Active contour models present a robust segmentation approach, which makes efficient use of specific information about objects in the input data rather than processing all of the data. They have been widely-used in many applications, including image segmentation, object boundary localisation, motion tracking,
[...] Read more.
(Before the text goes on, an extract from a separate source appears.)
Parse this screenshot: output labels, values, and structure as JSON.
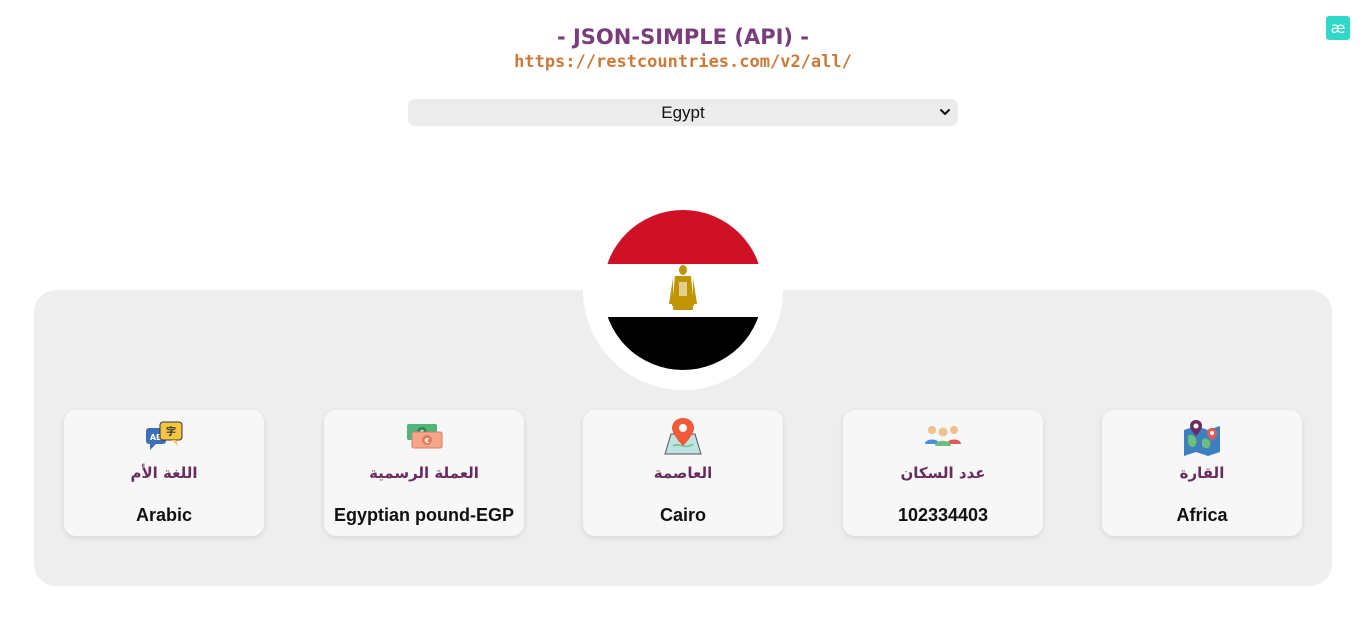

Active contour models present a robust segmentation approach, which makes efficient use of specific information about objects in the input data rather than processing all of the data. They have been widely-used in many applications, including image segmentation, object boundary localisation, motion tracking, shape modelling, stereo matching and object reconstruction. In this paper, we investigate the potential of active contour models in extracting road edges from Mobile Laser Scanning (MLS) data. The categorisation of active contours based on their mathematical representation and implementation is discussed in detail. We discuss an integrated version in which active contour models are combined to overcome their limitations. We review various active contour-based methodologies, which have been developed to extract road features from LiDAR and digital imaging datasets. We present a case study in which an integrated version of active contour models is applied to extract road edges from MLS dataset. An accurate extraction of left and right edges from the tested road section validates the use of active contour models. The present study provides valuable insight into the potential of active contours for extracting roads from 3D LiDAR point cloud data. Full article
Figures

Figure 1

Back to Top